[DATA RECORDS Boundary: Start]

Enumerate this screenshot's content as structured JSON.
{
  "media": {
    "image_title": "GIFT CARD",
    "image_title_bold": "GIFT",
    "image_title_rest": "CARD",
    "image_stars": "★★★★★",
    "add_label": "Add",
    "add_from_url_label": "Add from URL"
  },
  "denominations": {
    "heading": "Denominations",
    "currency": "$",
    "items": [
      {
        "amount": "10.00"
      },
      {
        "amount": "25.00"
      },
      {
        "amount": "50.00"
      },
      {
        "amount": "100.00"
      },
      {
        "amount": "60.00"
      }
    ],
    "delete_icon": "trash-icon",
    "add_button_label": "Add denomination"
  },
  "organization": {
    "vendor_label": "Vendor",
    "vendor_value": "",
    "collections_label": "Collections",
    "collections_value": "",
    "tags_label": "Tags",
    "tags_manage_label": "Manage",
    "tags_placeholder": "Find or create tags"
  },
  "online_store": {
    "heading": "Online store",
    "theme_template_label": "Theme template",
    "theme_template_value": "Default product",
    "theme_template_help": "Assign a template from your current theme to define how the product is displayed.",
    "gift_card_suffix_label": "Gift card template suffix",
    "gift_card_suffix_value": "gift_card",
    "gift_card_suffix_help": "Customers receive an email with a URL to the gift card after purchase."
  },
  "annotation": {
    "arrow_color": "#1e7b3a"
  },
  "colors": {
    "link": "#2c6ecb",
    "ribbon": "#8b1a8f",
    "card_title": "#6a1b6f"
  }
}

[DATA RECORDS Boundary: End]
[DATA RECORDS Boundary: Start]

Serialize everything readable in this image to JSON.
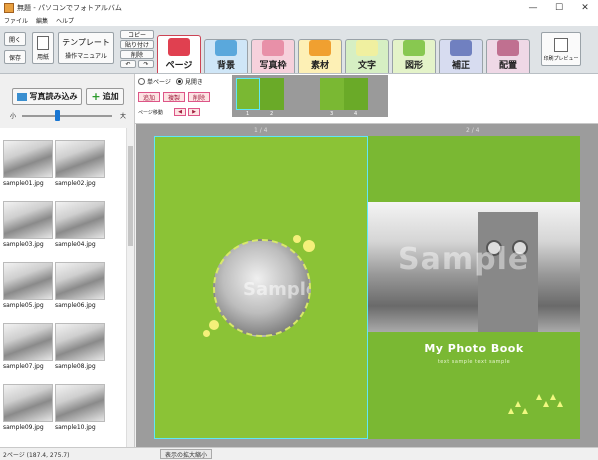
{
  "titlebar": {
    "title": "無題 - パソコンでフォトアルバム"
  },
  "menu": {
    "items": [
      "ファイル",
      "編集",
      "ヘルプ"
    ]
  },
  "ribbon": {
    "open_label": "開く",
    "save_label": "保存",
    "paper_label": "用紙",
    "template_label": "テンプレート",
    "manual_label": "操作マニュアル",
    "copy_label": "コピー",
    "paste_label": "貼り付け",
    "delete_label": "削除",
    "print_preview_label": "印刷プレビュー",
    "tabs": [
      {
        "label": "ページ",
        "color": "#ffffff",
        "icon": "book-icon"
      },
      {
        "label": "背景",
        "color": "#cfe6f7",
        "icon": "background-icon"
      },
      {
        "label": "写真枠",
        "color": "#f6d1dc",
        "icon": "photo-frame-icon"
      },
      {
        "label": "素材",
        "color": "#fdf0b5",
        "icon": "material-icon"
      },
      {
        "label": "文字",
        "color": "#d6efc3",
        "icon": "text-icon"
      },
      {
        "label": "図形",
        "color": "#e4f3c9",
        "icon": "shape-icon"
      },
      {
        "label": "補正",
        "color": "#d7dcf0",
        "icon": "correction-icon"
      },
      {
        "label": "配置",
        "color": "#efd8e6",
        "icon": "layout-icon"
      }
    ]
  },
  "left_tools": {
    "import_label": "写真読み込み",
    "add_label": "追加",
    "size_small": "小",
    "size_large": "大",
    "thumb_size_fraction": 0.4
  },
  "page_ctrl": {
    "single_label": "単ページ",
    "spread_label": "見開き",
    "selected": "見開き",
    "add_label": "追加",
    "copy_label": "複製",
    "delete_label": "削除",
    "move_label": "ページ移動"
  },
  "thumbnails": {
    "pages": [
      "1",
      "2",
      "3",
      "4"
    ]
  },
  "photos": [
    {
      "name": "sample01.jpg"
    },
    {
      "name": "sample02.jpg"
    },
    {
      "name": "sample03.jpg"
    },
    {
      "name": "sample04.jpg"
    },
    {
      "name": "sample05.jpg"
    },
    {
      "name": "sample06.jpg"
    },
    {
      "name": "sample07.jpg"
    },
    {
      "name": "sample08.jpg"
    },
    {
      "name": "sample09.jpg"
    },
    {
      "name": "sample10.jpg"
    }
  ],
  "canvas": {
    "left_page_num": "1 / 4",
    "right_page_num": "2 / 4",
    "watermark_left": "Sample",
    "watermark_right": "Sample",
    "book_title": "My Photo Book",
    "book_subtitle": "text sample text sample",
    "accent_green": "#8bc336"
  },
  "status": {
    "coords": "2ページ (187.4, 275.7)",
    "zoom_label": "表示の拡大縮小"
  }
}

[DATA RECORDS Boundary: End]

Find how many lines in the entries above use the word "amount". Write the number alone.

• YOUR RESPONSE
5